These rebuttals can land fairly awkwardly at times—Hogan has made more efforts than other Republicans to distance himself from Trump and the GOP-controlled Congress, and Jealous is running on a platform based partly on standing up to both.
But it’s true that Hogan’s distancing has also been inconsistent and sometimes tepid. When he failed to denounce the Muslim travel ban at the start of 2017, hundreds protested outside the governor’s mansion in Annapolis. Hogan dismissed the pressure at the time, saying he didn’t see protesting Trump’s policies as “his role.” Over the past year, however, as Trump’s polling hit the skids, he changed his tune. By June 2018, Hogan recalled Maryland’s National Guard unit (all of four soldiers) from the U.S.-Mexico border in protest of the president’s child separation policy.

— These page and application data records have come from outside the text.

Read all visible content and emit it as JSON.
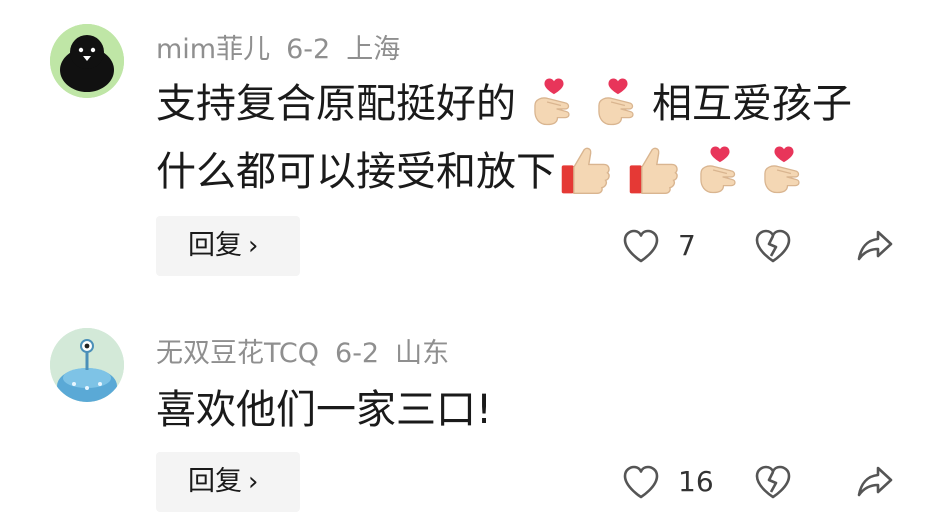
{
  "comments": [
    {
      "avatar_icon": "black-penguin-avatar-icon",
      "username": "mim菲儿",
      "date": "6-2",
      "location": "上海",
      "text_line_1": "支持复合原配挺好的",
      "text_line_1_suffix": "相互爱孩子",
      "text_line_2": "什么都可以接受和放下",
      "emojis_line_1": [
        "finger-heart-icon",
        "finger-heart-icon"
      ],
      "emojis_line_2": [
        "thumbs-up-icon",
        "thumbs-up-icon",
        "finger-heart-icon",
        "finger-heart-icon"
      ],
      "reply_label": "回复",
      "like_count": "7"
    },
    {
      "avatar_icon": "blue-cartoon-avatar-icon",
      "username": "无双豆花TCQ",
      "date": "6-2",
      "location": "山东",
      "text_line_1": "喜欢他们一家三口!",
      "reply_label": "回复",
      "like_count": "16"
    }
  ],
  "icons": {
    "like": "heart-outline-icon",
    "dislike": "broken-heart-icon",
    "share": "share-arrow-icon",
    "reply_chevron": "chevron-right-icon"
  },
  "colors": {
    "meta_text": "#8f8f8f",
    "reply_bg": "#f4f4f4",
    "heart": "#e8355a",
    "hand_skin": "#f4d7b4"
  }
}
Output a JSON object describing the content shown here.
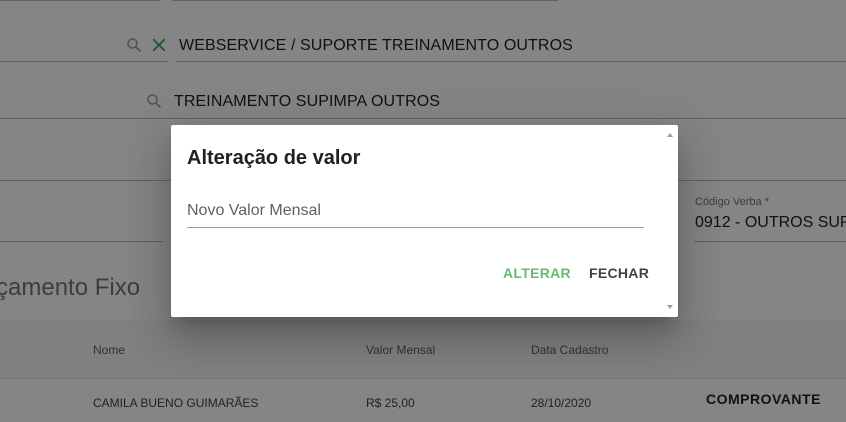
{
  "form": {
    "webservice_value": "WEBSERVICE / SUPORTE TREINAMENTO OUTROS",
    "treinamento_value": "TREINAMENTO SUPIMPA OUTROS",
    "codigo_verba_label": "Código Verba",
    "required_mark": "*",
    "codigo_verba_value": "0912 - OUTROS SUP"
  },
  "section": {
    "title": "çamento Fixo"
  },
  "table": {
    "headers": {
      "nome": "Nome",
      "valor_mensal": "Valor Mensal",
      "data_cadastro": "Data Cadastro"
    },
    "rows": [
      {
        "nome": "CAMILA BUENO GUIMARÃES",
        "valor_mensal": "R$ 25,00",
        "data_cadastro": "28/10/2020",
        "action": "COMPROVANTE"
      }
    ]
  },
  "dialog": {
    "title": "Alteração de valor",
    "input_placeholder": "Novo Valor Mensal",
    "input_value": "",
    "confirm_label": "ALTERAR",
    "close_label": "FECHAR"
  },
  "icons": {
    "search": "search-icon",
    "clear": "clear-icon"
  },
  "colors": {
    "accent_green": "#66bb6a",
    "clear_icon_green": "#43a047",
    "required_red": "#f44336",
    "overlay": "rgba(0,0,0,0.48)"
  }
}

Jealous is confident that as the general election heats up—as the spotlight starts shining more brightly on Hogan’s record, and voters get a chance to hear Jealous’s message—his campaign will grow more powerful. His campaign’s internal polling showed that as of July, one-third of Maryland voters, and one-quarter of the state’s Democratic voters, still did not know who Jealous was.
Some local political experts caution against reading too much into Republican Bob Ehrlich’s 2006 loss when it comes to analyzing the tea leaves for November. Mileah Kromer, a Goucher College political science professor, pointed out that Hogan’s lead over his Democratic challenger is much higher than Ehrlich’s was at the time, and that Ehrlich was also much more closely tied to President Bush and the national Republican Party than Hogan is to Trump. Todd Eberly, a St. Mary’s College political science professor, adds that Ehrlich was considered both a more confrontational and a lazier leader, a politician who made many unforced errors.
Does that mean Hogan is invulnerable? Polling has consistently shown the number of people who approve of the governor exceeds those who plan to vote for him. And the Trump factor could be very real. In 2016, Anne Arundel County, a longtime red region of Maryland, went for Clinton, the first time a Democratic contender won the county in more than 50 years.
In his own way, Hogan, no less than Jealous, senses that Maryland is moving left. This past July, he announced a new student debt relief plan, and declared he would not accept donations or an endorsement from the National Rifle Association. He took the NRA’s money and endorsement back in 2014, a year the group gave him an A- rating.
“I honestly don’t think Jealous could have won a Democratic primary four years ago,” says McLaurin, who describes Maryland as a wait-your-turn kind of political state. “With Ben Jealous, it was not his turn by any measure. He’s never been elected to anything ever, his running mate has never been elected to anything ever. But they say in politics, a lot of it is timing, and I think 2018 is the pairing of the right man for the right moment.”